Over 36 hours since the incident, the police have not made any arrests in the case. Their excuse: The contractor – also a manual scavenger – died in the incident.

Manual scavenging deaths Is the police protecting residents of posh Bengaluru apartment
news Manual Scavenging Tuesday, January 09, 2018 - 08:02

Until Sunday afternoon, Mahadeva Gowda was the sole breadwinner of his family. But on Sunday, life changed for his wife and two young daughters, as the 42-year-old suffocated to death inside a manhole in a posh Bengaluru residential society. 

Mahadeva was cleaning a manhole in the ND Sepal Apartments in Somasundara Palya in HSR Layout, along with 52-year-old Srinivas, and 35-year-old Narayana Swamy – who was also the contractor for the job. On Sunday evening, all three men were asphyxiated inside the toxic sewer, and while Narayana and Srinivas died inside the manhole, Mahadeva died on the way to the hospital.

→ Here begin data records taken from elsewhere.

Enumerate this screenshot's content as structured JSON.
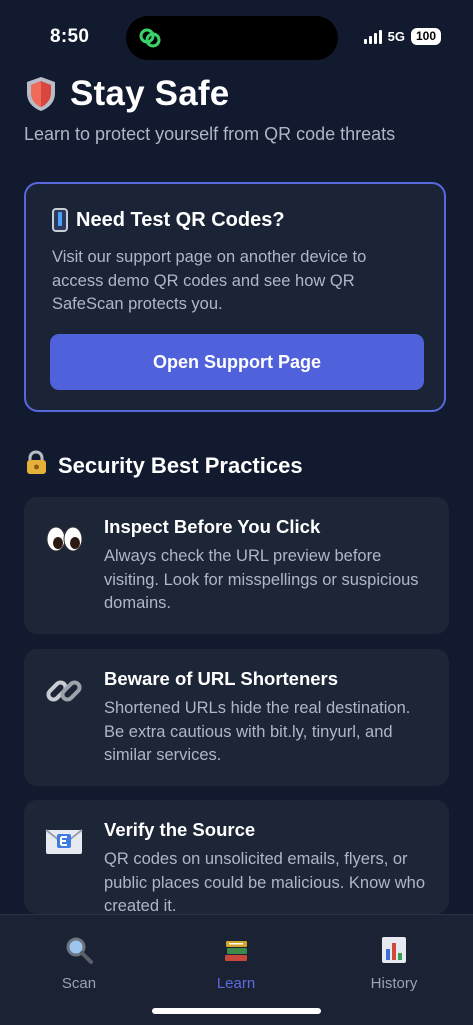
{
  "status": {
    "time": "8:50",
    "network": "5G",
    "battery": "100"
  },
  "header": {
    "title": "Stay Safe",
    "subtitle": "Learn to protect yourself from QR code threats"
  },
  "test_card": {
    "title": "Need Test QR Codes?",
    "description": "Visit our support page on another device to access demo QR codes and see how QR SafeScan protects you.",
    "button_label": "Open Support Page"
  },
  "section": {
    "title": "Security Best Practices"
  },
  "practices": [
    {
      "icon": "eyes-icon",
      "title": "Inspect Before You Click",
      "description": "Always check the URL preview before visiting. Look for misspellings or suspicious domains."
    },
    {
      "icon": "link-icon",
      "title": "Beware of URL Shorteners",
      "description": "Shortened URLs hide the real destination. Be extra cautious with bit.ly, tinyurl, and similar services."
    },
    {
      "icon": "email-icon",
      "title": "Verify the Source",
      "description": "QR codes on unsolicited emails, flyers, or public places could be malicious. Know who created it."
    }
  ],
  "tabs": [
    {
      "label": "Scan",
      "icon": "magnifier-icon",
      "active": false
    },
    {
      "label": "Learn",
      "icon": "books-icon",
      "active": true
    },
    {
      "label": "History",
      "icon": "bar-chart-icon",
      "active": false
    }
  ],
  "colors": {
    "background": "#111a2e",
    "card": "#1c2636",
    "accent": "#4f62dc",
    "card_border": "#5768dc",
    "muted_text": "#aeb7c7"
  }
}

Over 36 hours since the incident, the police have not made any arrests in the case: The contractor, Narayana Swamy, was also a manual scavenger who died on the job, and therefore the obvious ‘villain’ the police could pick up is gone.

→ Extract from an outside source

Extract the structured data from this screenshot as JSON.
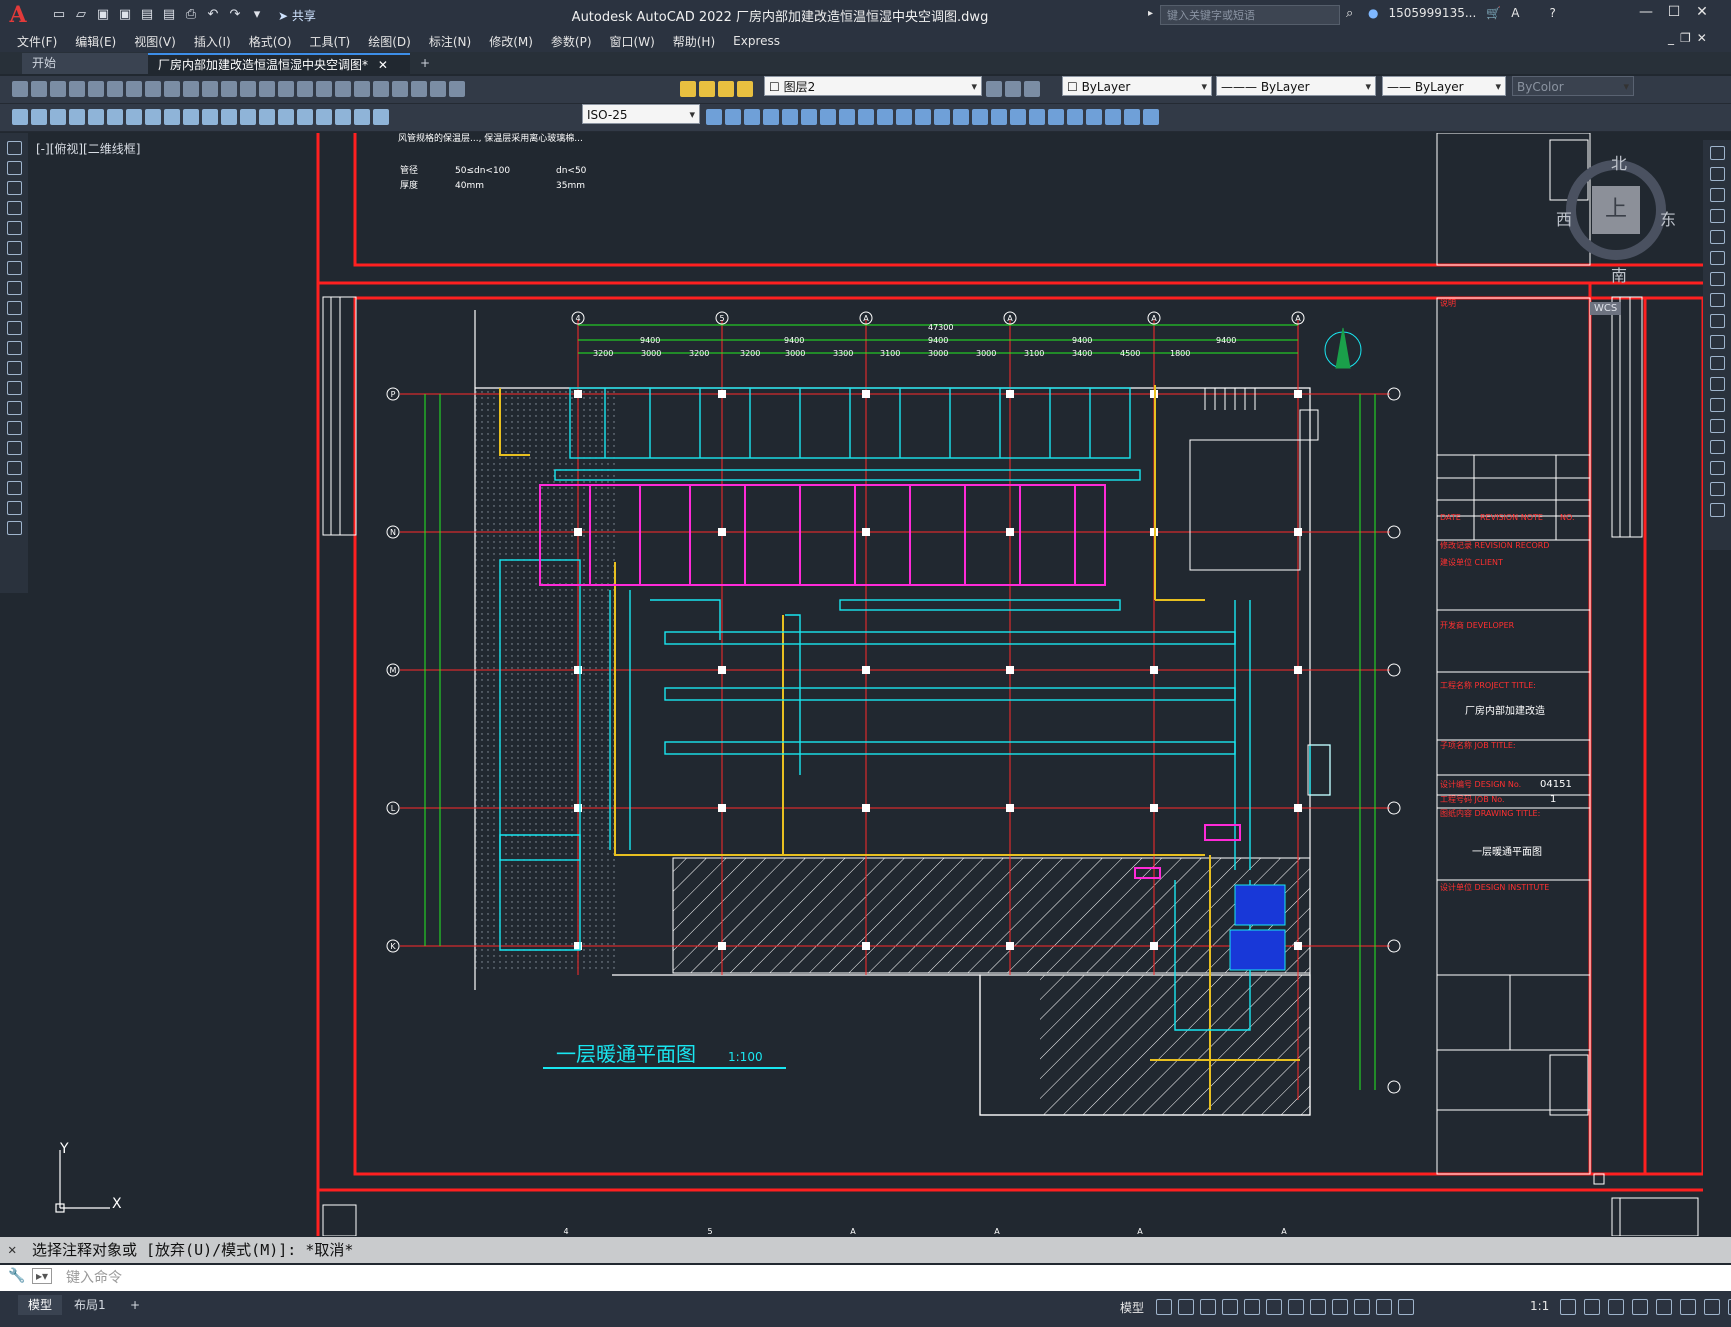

But what about the residents of the apartment who got workers to go into a manhole, against all existing laws and humanity – not even with some protective gear? 

"We have to see whether the residents gave consent to this," says Ramesh Kumar, Inspector of the Bandepalya Police Station in HSR Layout.

“We are exploring whether the residents can be charged. The investigation is on and we will know more soon," he adds.

The police say they have registered an FIR under IPC sections 304A (causing death by negligence) and 34 (Acts done by several persons in furtherance of common intention), against the apartment association instead of any individual.

But the police have refused to share the FIR with either the media or activists. Lawyer and activist Narasimha Murthy says this is one of the ways in which the police help the banned practice of manual scavenging to continue. 

“In these cases, the authorities are hand-in glove with the perpetrators.The police is not giving any clear picture. They have registered an FIR but are not sharing any details. violating the Supreme Court guidelines,” he says.

“Moreover the case is filed under section 304A – which is a non cognisable and bailable offence. The actual section is 304 part II, which reads as culpable homicide not amounting to murder,” he adds. 

Another activist-lawyer, Maithreyi Krishnan says, “They have to take action against the apartment dwellers. This is just an informal contract, the contractor is not officially registered. The STP lies inside the apartment complex, they are responsible. The FIR should be against the contractor, apartment owners, and the BWSSB engineer.”

“The principal or the only role of the BWSSB is sewage treatment. Sewage treatment wherever in the city is their responsibility. They can't say that STPs have come up and we have no responsibility at all. That is their statutory, obligatory function,” she says.

Manual scavenging is a banned practice in India, but it continues to be practiced across the country; activists say lack of enforcement is what encourages this practice to flourish. 

According to official figures, 68 people persons died in the last 12 years due to manual scavenging in Karnataka alone. Àmong these, 13 deaths were in greater Bengaluru in the last two years.

Following the incident on Sunday, Bengaluru Development Minister KJ George announced an ex-gratia compensation of Rs 5 lakh to the next of kin to all the victims.

But the families of the victims are in too much shock to process any of this. Nagaraj, the brother-in-law of Mahadeva Gowda, says the family didn’t even know he was cleaning sewers. 

"BBMP has promised Rs 5 lakh for us, but we don't know what we will do. We are in a state of shock. He would go and do pest control in other buildings and I do not know how he ended up like this.”